Scholar Voices: My Life at Lehigh
In our latest Scholar Voices feature, we hear from Lehigh University rising junior Tsion Taye. A Washington, D.C. native and an Earl Woods Scholar, Tsion takes us inside her first two years as a college student, highlighting some memorable life experiences. Proceeds from tournaments like next week’s Quicken Loans National help us provide the support and resources necessary for students like Tsion to achieve their dreams.
I was born and raised in Addis Ababa, Ethiopia until my parents chose to bring me and my sister to America, the land of endless opportunities. Since they sacrificed a lot for us along the road, I wanted to work hard to make them proud. When it came time to go off to college, I chose Lehigh University in Pennsylvania for various reasons.
I was intrigued by Lehigh’s computer science and business interdisciplinary program because it combined my interests in problem solving and management. I also liked the fact that Lehigh was out of state, allowing me the opportunity to be more independent and grow as an individual. As I hoped, when I got to Lehigh I was exposed to many different experiences and opportunities that gave me a chance to become a well-rounded person.
My freshmen year, I was eager to try a lot of things while hoping to balance the workload from the courses I was taking. I slowly learned to manage my time well and to not be afraid to ask for help when I needed it. I was also able to join the marching band and play the drums. I joined a Christian fellowship on campus and got a job where I built my communication and networking skills by calling Lehigh alumni. I even participated in a service trip during spring break that allowed me to work with elementary school children—which made me realize how much I absolutely adore kids!
The following year, I was fortunate enough to lead one of these service trips and take a group of eight volunteers with me to Boston, where we worked with an underfunded elementary school. I enjoyed that experience tremendously as I learned that the little things make a difference and paving the way for children’s education is pivotal.
As I continued my sophomore year, I was even more eager to be active on campus and take a shot at opportunities that came my way. As a result, I chose to serve as a residential assistant (Gryphon) in a first-year, female student residence hall. Even though having a big hall was tough, I tried to be as much of a mentor and support system to the girls as humanly possible, whether it was by being there to listen to them when they worried about classes or by celebrating the birthdays on the hall every month.
What made sophomore year even more exciting was studying abroad during the winter break. Growing up, I was always a big fan of watching Korean dramas and I have a deep appreciation for Korean culture in general. Once I found the opportunity, I knew studying abroad in Korea was inevitable.

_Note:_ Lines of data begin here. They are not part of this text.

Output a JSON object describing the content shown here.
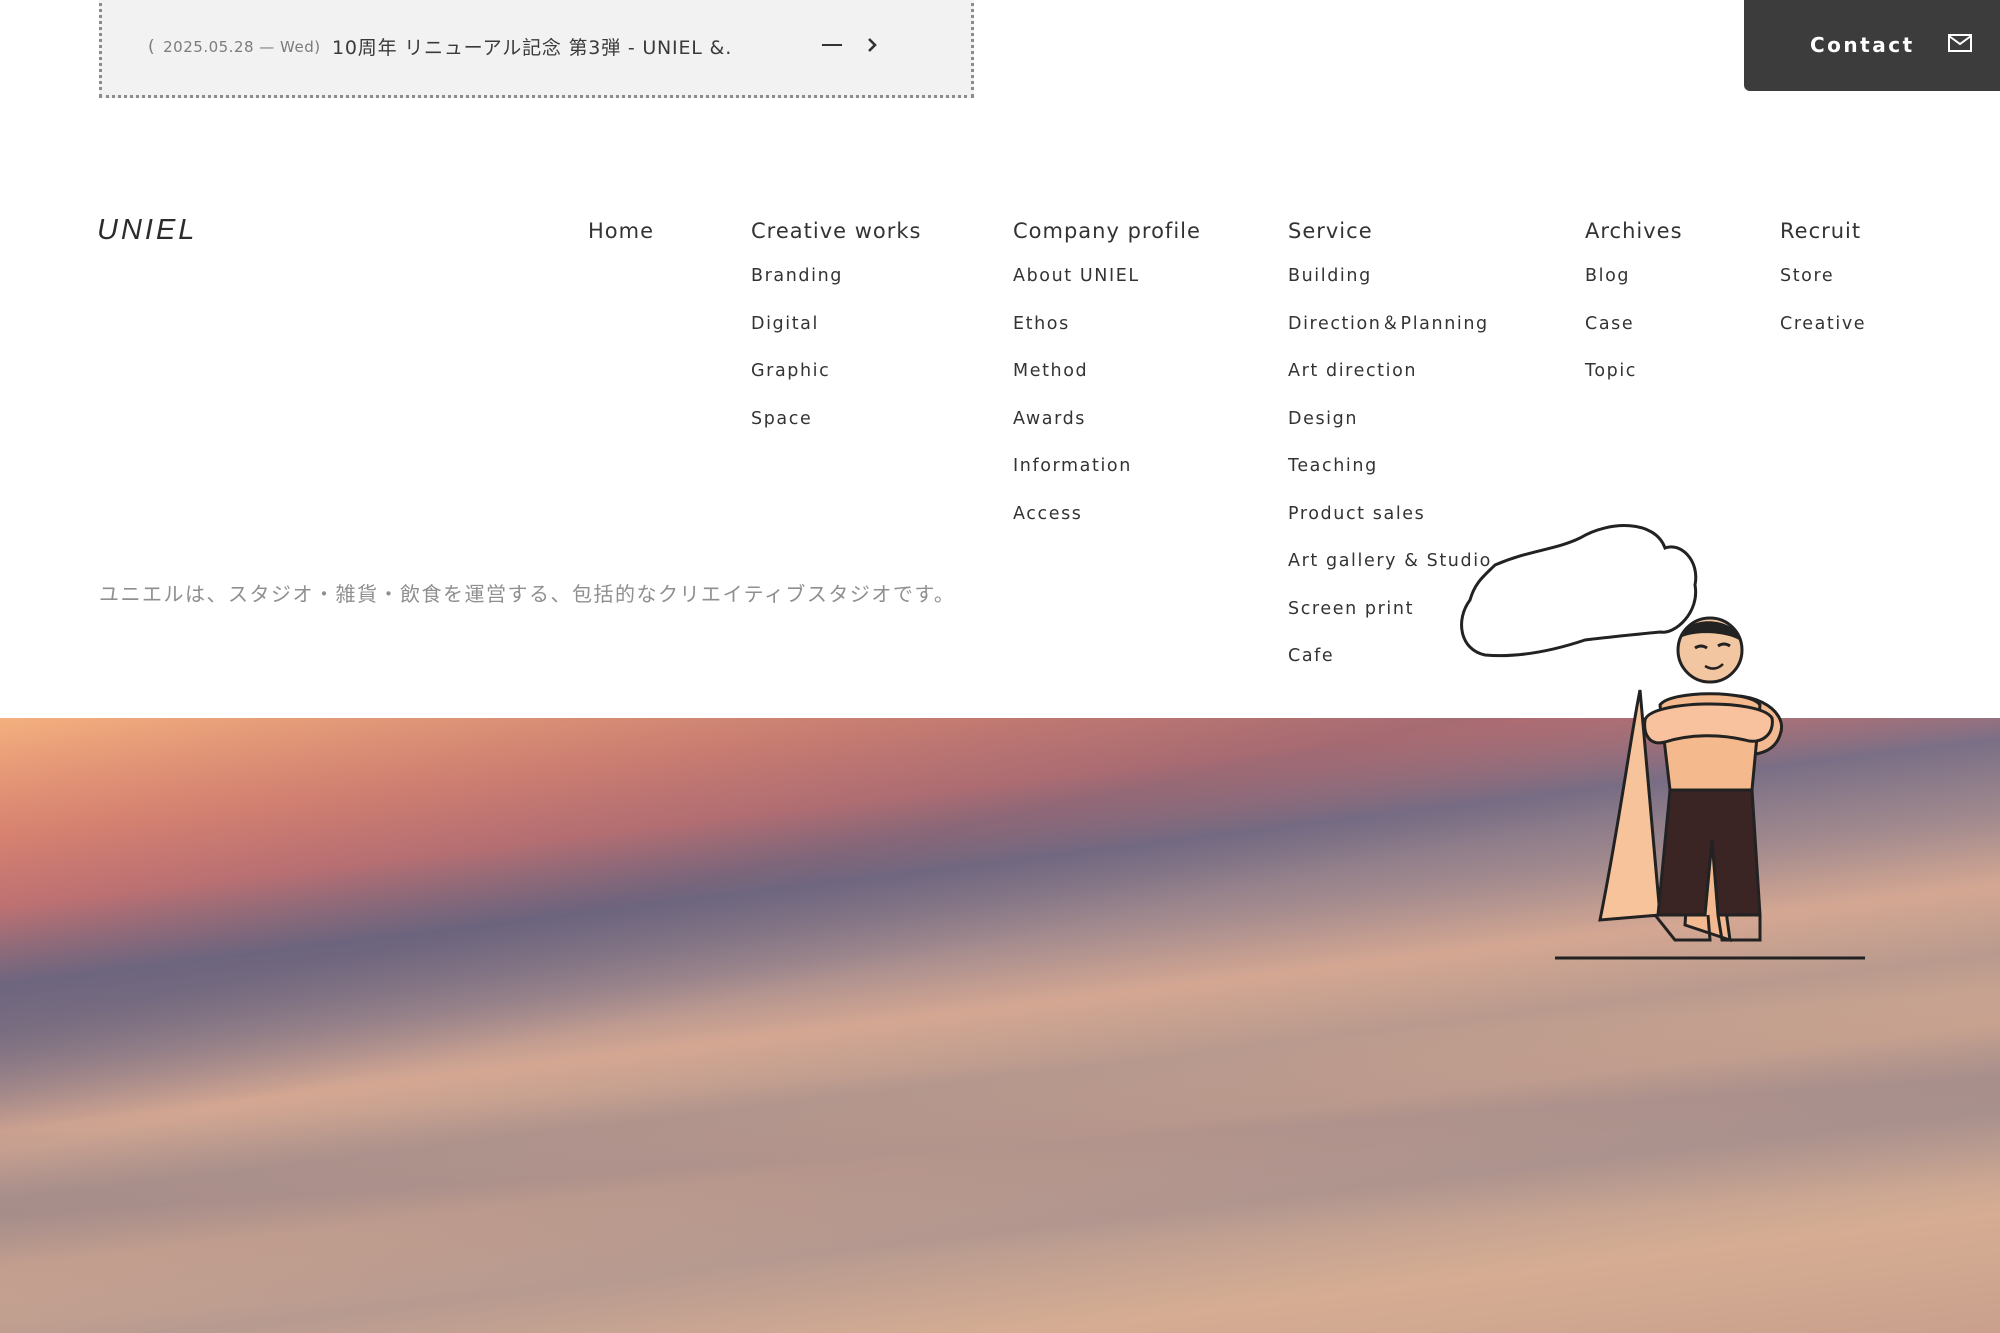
{
  "news": {
    "date": "2025.05.28 — Wed)",
    "date_open": "(",
    "title": "10周年 リニューアル記念 第3弾 - UNIEL &…"
  },
  "contact": {
    "label": "Contact",
    "icon": "mail-icon"
  },
  "footer": {
    "logo": "UNIEL",
    "tagline": "ユニエルは、スタジオ・雑貨・飲食を運営する、包括的なクリエイティブスタジオです。",
    "nav": [
      {
        "heading": "Home",
        "items": []
      },
      {
        "heading": "Creative works",
        "items": [
          "Branding",
          "Digital",
          "Graphic",
          "Space"
        ]
      },
      {
        "heading": "Company profile",
        "items": [
          "About UNIEL",
          "Ethos",
          "Method",
          "Awards",
          "Information",
          "Access"
        ]
      },
      {
        "heading": "Service",
        "items": [
          "Building",
          "Direction＆Planning",
          "Art direction",
          "Design",
          "Teaching",
          "Product sales",
          "Art gallery & Studio",
          "Screen print",
          "Cafe"
        ]
      },
      {
        "heading": "Archives",
        "items": [
          "Blog",
          "Case",
          "Topic"
        ]
      },
      {
        "heading": "Recruit",
        "items": [
          "Store",
          "Creative"
        ]
      }
    ]
  },
  "colors": {
    "contact_bg": "#3c3c3c",
    "news_bg": "#f2f2f2",
    "sky_top": "#f4b07e",
    "sky_pink": "#f08a70",
    "sky_dusk": "#7a6f86"
  }
}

My winter break turned out really interesting because that same year our marching band was invited to London by the Queen to perform at the New Year’s Day parade. As a result, I was fortunate enough to travel to London for a week before heading directly to South Korea for my study abroad trip. I have always enjoyed traveling to new places and discovering new cultures so I was extremely happy amid all of this.
Traveling to one country is somewhat manageable but to be able to travel to both was a bit financially stressful for me. I really appreciate the support of my TGR Foundation mentor, Brian Frederick, who understood what the trip meant to me and was willing to help as much as he could. I know if it was not for his support, I would not have been able to travel to South Korea and make my dreams a reality.
Overall, I know I have grown as an individual through my two years in college. My experiences have given me the opportunity to become more responsible in terms of managing money and my time with my school work, traveling abroad by myself, being fearless, discovering what makes me happy and pursuing it. I know there will be more opportunities for me to grow and learn in the next two years of my college career and I honestly cannot wait!
Redefining what it means to be a champion.